How Your Brain Cleans Itself—Mystery Solved?
Talk about brainwashing—a newfound plumbing system, identified in mice, likely helps the brain empty its waste, a new study says. Because mouse biology is similar to ours, the same findings should apply to people too, experts say.
Thanks to a blood-brain barrier—a natural wall that protects the brain tissue—the organ never touches blood, thus protecting it from microbes, viruses, and other pathogens.
To get nutrients to brain tissue and remove its waste, the brain makes a liquid called cerebrospinal fluid. But exactly how the fluid removes gunk generated by brain cells wasn’t certain until now.
Experiments in the 1950s and ’60s hinted that diffusion—the passive method by which, say, food coloring spreads out in a glass of water—moved cerebrospinal fluid around the brain.
Yet this process is too slow to explain the brain’s lightning-fast activity and immaculate cleanliness.
It turns out that, while studying brain tissue, the researchers in the 1950s and ’60s unwittingly turned off the plumbing that washes the tissue.
“The idea of a cleaning system based on pressure has been around for a long time, but if you open the skull anywhere, like a hydraulic pump, it stops.
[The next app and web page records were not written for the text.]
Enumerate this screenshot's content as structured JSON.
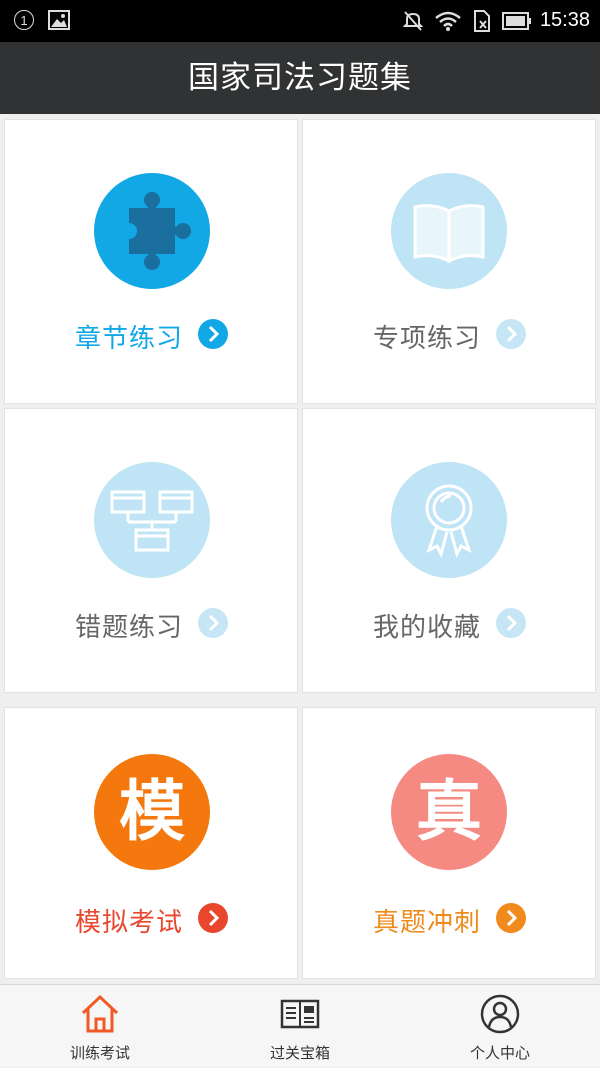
{
  "status_bar": {
    "notification_count": "1",
    "time": "15:38"
  },
  "header": {
    "title": "国家司法习题集"
  },
  "tiles": [
    {
      "label": "章节练习",
      "icon": "puzzle-icon",
      "color": "#12a8e6",
      "label_color": "#12a8e6"
    },
    {
      "label": "专项练习",
      "icon": "book-icon",
      "color": "#bfe4f5",
      "label_color": "#666666"
    },
    {
      "label": "错题练习",
      "icon": "diagram-icon",
      "color": "#bfe4f5",
      "label_color": "#666666"
    },
    {
      "label": "我的收藏",
      "icon": "ribbon-award-icon",
      "color": "#bfe4f5",
      "label_color": "#666666"
    },
    {
      "label": "模拟考试",
      "icon": "mo-character-icon",
      "icon_text": "模",
      "color": "#f5780f",
      "label_color": "#e8472e"
    },
    {
      "label": "真题冲刺",
      "icon": "zhen-character-icon",
      "icon_text": "真",
      "color": "#f58a82",
      "label_color": "#f08a1c"
    }
  ],
  "bottom_nav": [
    {
      "label": "训练考试",
      "icon": "home-icon",
      "active": true
    },
    {
      "label": "过关宝箱",
      "icon": "news-book-icon",
      "active": false
    },
    {
      "label": "个人中心",
      "icon": "person-icon",
      "active": false
    }
  ]
}
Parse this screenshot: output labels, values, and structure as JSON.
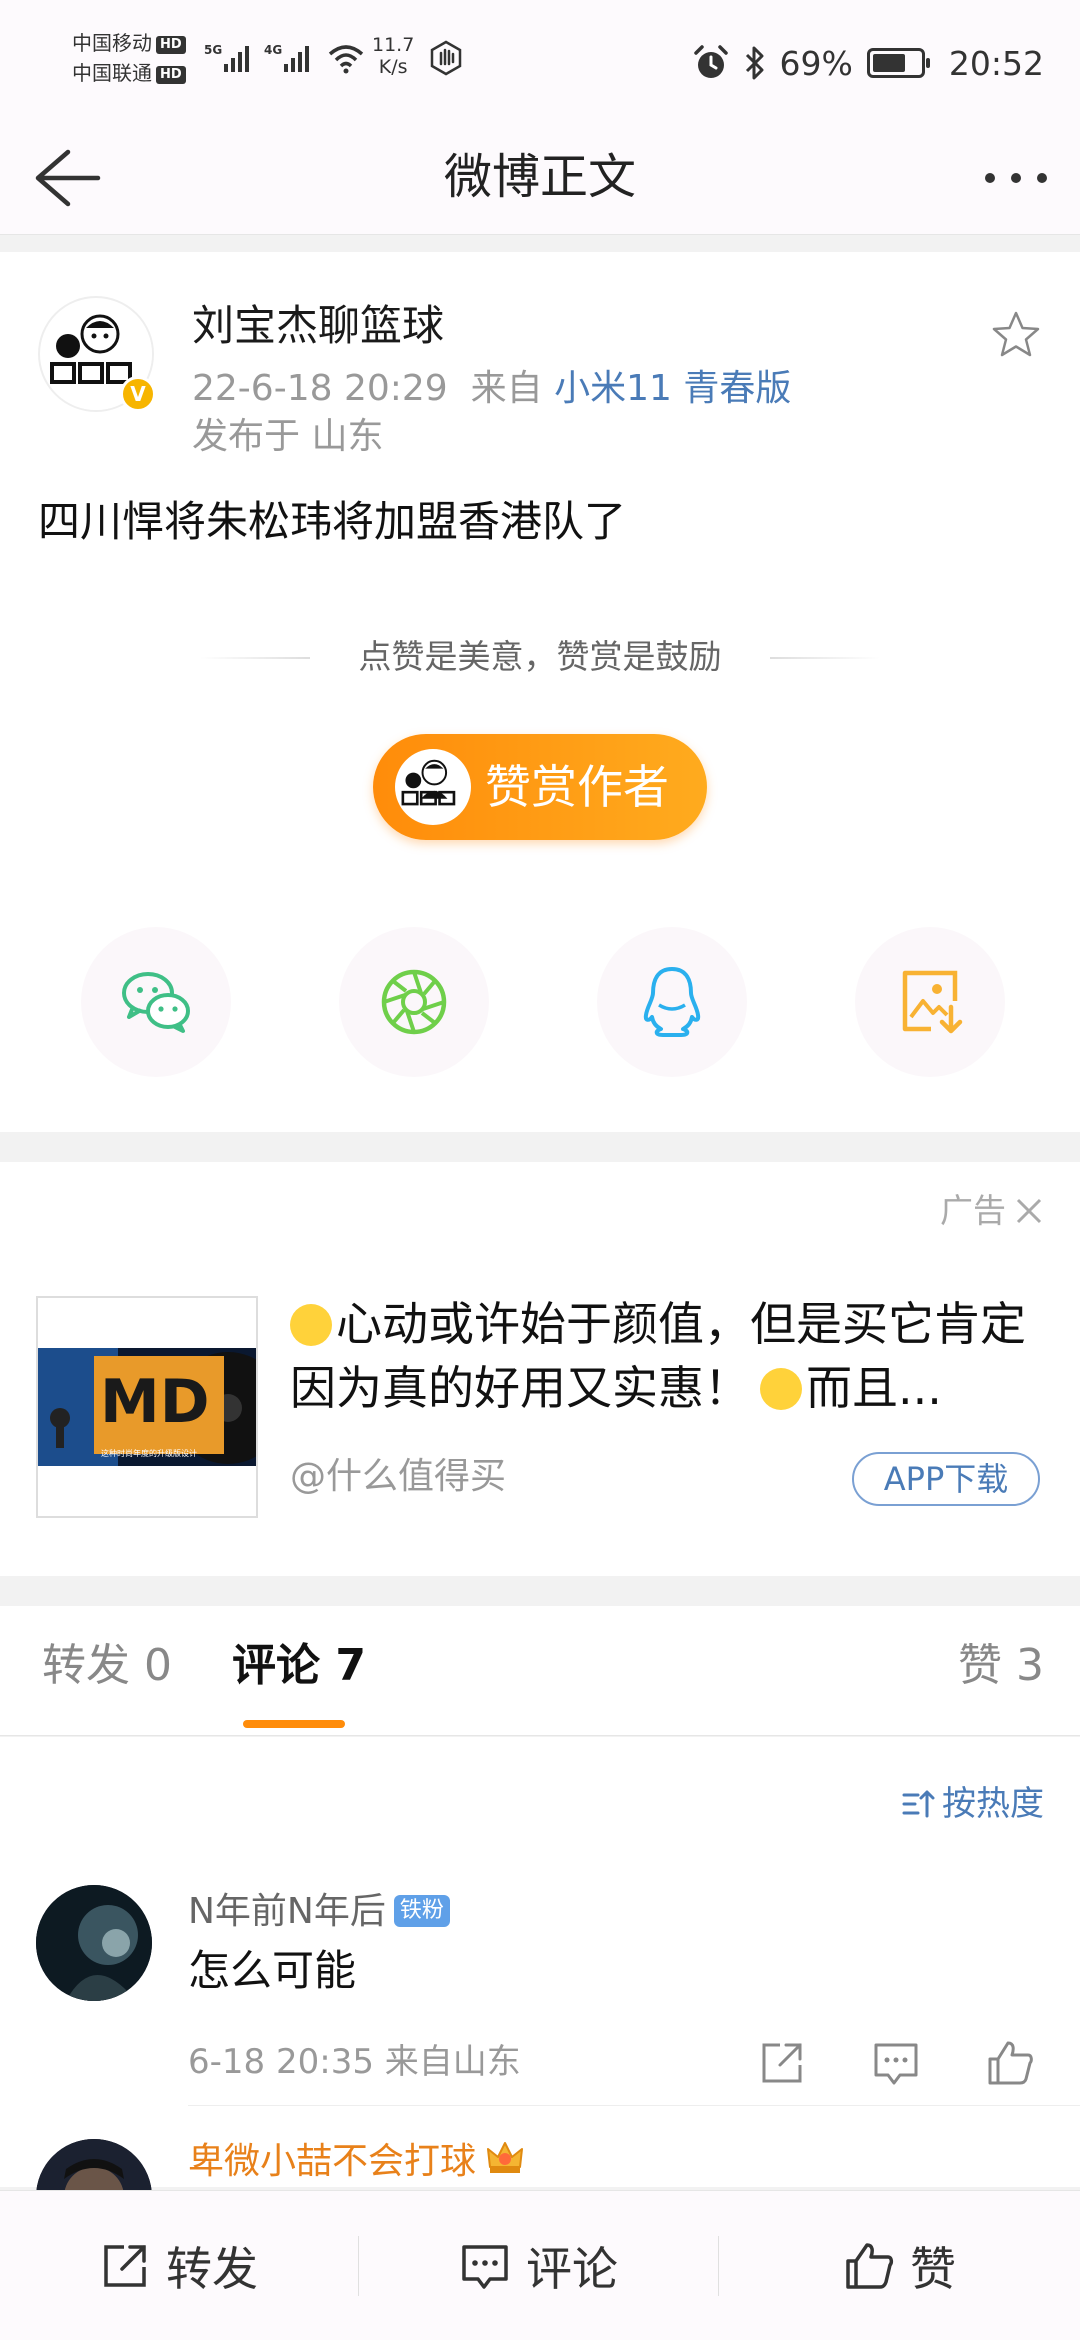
{
  "status_bar": {
    "carrier1": "中国移动",
    "carrier2": "中国联通",
    "hd": "HD",
    "net1": "5G",
    "net2": "4G",
    "speed_value": "11.7",
    "speed_unit": "K/s",
    "battery": "69%",
    "battery_level": 0.69,
    "time": "20:52"
  },
  "nav": {
    "title": "微博正文"
  },
  "post": {
    "author": "刘宝杰聊篮球",
    "time": "22-6-18 20:29",
    "source_prefix": "来自",
    "device": "小米11 青春版",
    "region": "发布于 山东",
    "text": "四川悍将朱松玮将加盟香港队了",
    "reward_tip": "点赞是美意，赞赏是鼓励",
    "reward_button": "赞赏作者"
  },
  "share": {
    "icons": [
      "wechat-icon",
      "moments-icon",
      "qq-icon",
      "save-image-icon"
    ]
  },
  "ad": {
    "label": "广告",
    "text_part1": "心动或许始于颜值，但是买它肯定因为真的好用又实惠！",
    "text_part2": "而且...",
    "source": "@什么值得买",
    "download": "APP下载",
    "thumb_logo": "MD",
    "thumb_caption": "这种时尚年度的升级版设计"
  },
  "tabs": {
    "repost": "转发 0",
    "comment": "评论 7",
    "like": "赞 3"
  },
  "sort": {
    "label": "按热度"
  },
  "comments": [
    {
      "name": "N年前N年后",
      "badge": "铁粉",
      "text": "怎么可能",
      "meta": "6-18 20:35 来自山东"
    },
    {
      "name": "卑微小喆不会打球"
    }
  ],
  "bottom_bar": {
    "repost": "转发",
    "comment": "评论",
    "like": "赞"
  },
  "colors": {
    "accent_orange": "#ff8c0a",
    "link_blue": "#4a7bb7",
    "wechat_green": "#3fbf86",
    "moments_green": "#6fcf4a",
    "qq_blue": "#2ab0ee",
    "save_orange": "#f8b233"
  }
}
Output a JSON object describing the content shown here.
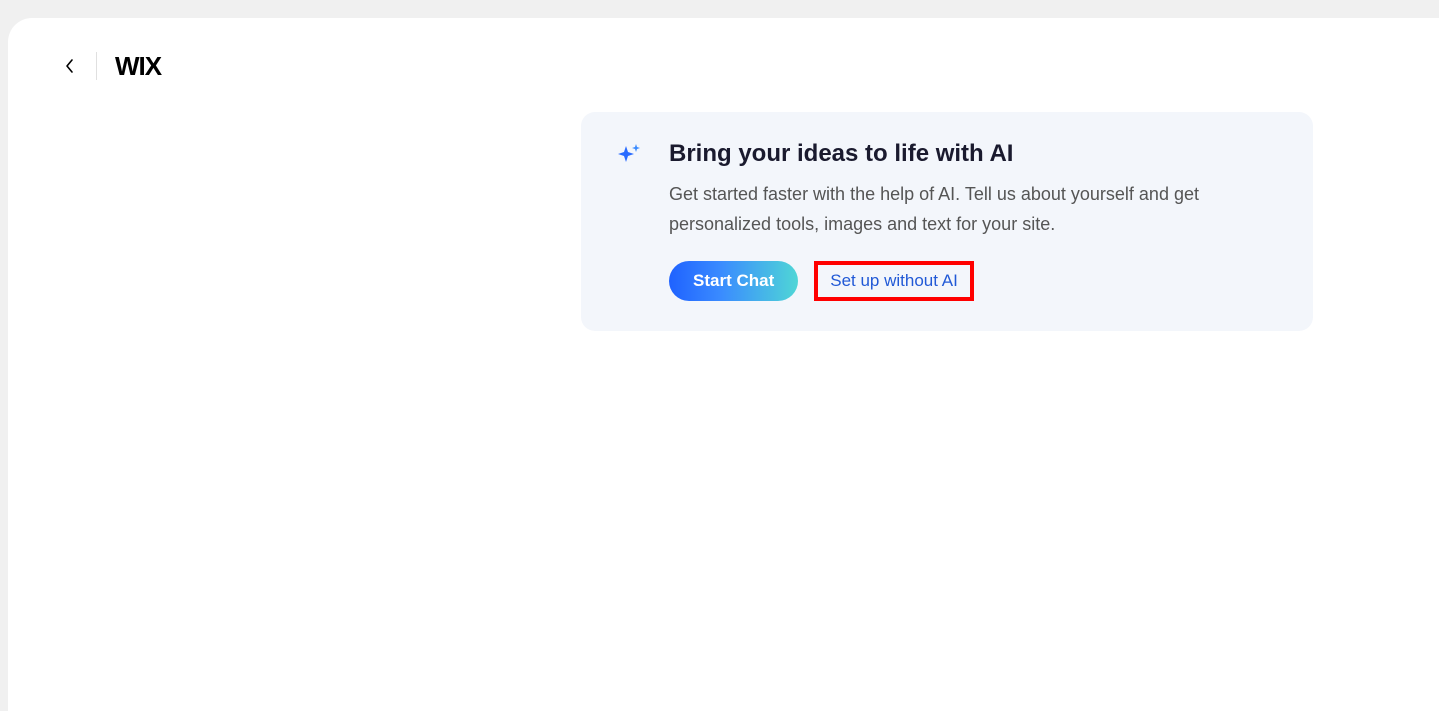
{
  "logo": "WIX",
  "card": {
    "title": "Bring your ideas to life with AI",
    "description": "Get started faster with the help of AI. Tell us about yourself and get personalized tools, images and text for your site.",
    "primary_button": "Start Chat",
    "secondary_link": "Set up without AI"
  }
}
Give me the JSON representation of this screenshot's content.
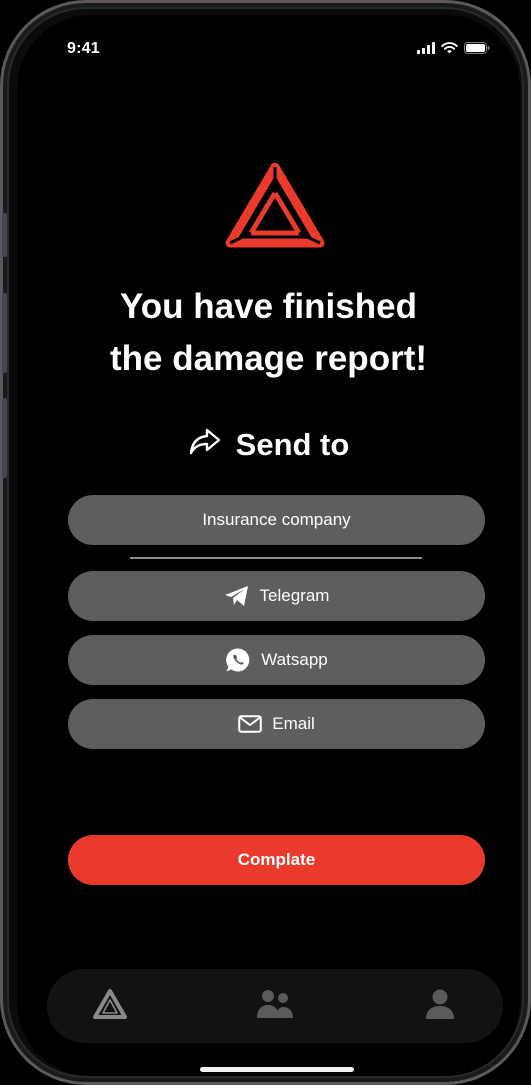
{
  "status_bar": {
    "time": "9:41",
    "signal_icon": "cellular-signal-icon",
    "wifi_icon": "wifi-icon",
    "battery_icon": "battery-icon"
  },
  "logo_icon": "warning-triangle-logo-icon",
  "headline": {
    "line1": "You have finished",
    "line2": "the damage report!"
  },
  "send_to": {
    "icon": "share-arrow-icon",
    "label": "Send to"
  },
  "options": {
    "insurance": {
      "label": "Insurance company"
    },
    "telegram": {
      "label": "Telegram",
      "icon": "telegram-icon"
    },
    "whatsapp": {
      "label": "Watsapp",
      "icon": "whatsapp-icon"
    },
    "email": {
      "label": "Email",
      "icon": "mail-icon"
    }
  },
  "primary_button": {
    "label": "Complate"
  },
  "tabs": [
    {
      "icon": "triangle-icon"
    },
    {
      "icon": "people-icon"
    },
    {
      "icon": "person-icon"
    }
  ],
  "colors": {
    "accent": "#ea3a2c",
    "button_bg": "#5e5e5e",
    "background": "#000000",
    "tabbar_bg": "#121212"
  }
}
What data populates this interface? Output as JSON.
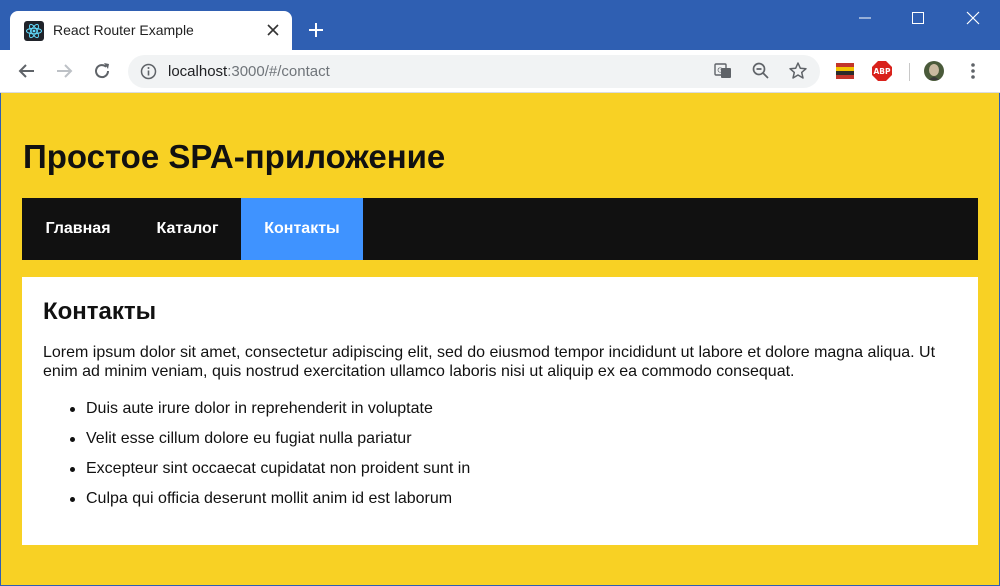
{
  "browser": {
    "tab_title": "React Router Example",
    "url_host": "localhost",
    "url_rest": ":3000/#/contact"
  },
  "colors": {
    "titlebar": "#2f5fb2",
    "page_background": "#f8d124",
    "nav_background": "#111111",
    "nav_active": "#3f93ff"
  },
  "icons": [
    "react-favicon-icon",
    "close-icon",
    "plus-icon",
    "minimize-icon",
    "maximize-icon",
    "window-close-icon",
    "back-arrow-icon",
    "forward-arrow-icon",
    "reload-icon",
    "info-icon",
    "translate-icon",
    "zoom-out-icon",
    "star-icon",
    "flag-extension-icon",
    "adblock-extension-icon",
    "profile-avatar-icon",
    "more-vert-icon"
  ],
  "extensions": {
    "adblock_label": "ABP"
  },
  "site": {
    "title": "Простое SPA-приложение"
  },
  "nav": {
    "items": [
      {
        "label": "Главная"
      },
      {
        "label": "Каталог"
      },
      {
        "label": "Контакты"
      }
    ],
    "active_index": 2
  },
  "content": {
    "heading": "Контакты",
    "paragraph": "Lorem ipsum dolor sit amet, consectetur adipiscing elit, sed do eiusmod tempor incididunt ut labore et dolore magna aliqua. Ut enim ad minim veniam, quis nostrud exercitation ullamco laboris nisi ut aliquip ex ea commodo consequat.",
    "list": [
      "Duis aute irure dolor in reprehenderit in voluptate",
      "Velit esse cillum dolore eu fugiat nulla pariatur",
      "Excepteur sint occaecat cupidatat non proident sunt in",
      "Culpa qui officia deserunt mollit anim id est laborum"
    ]
  }
}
They thought [the cleaning system] didn’t exist,” said study leader Maiken Nedergaard, a neuroscientist at the University of Rochester Medical Center.
The pump system is “on the order of a thousand times faster than diffusion,” she said. “I’m surprised that no one had discovered this until now.”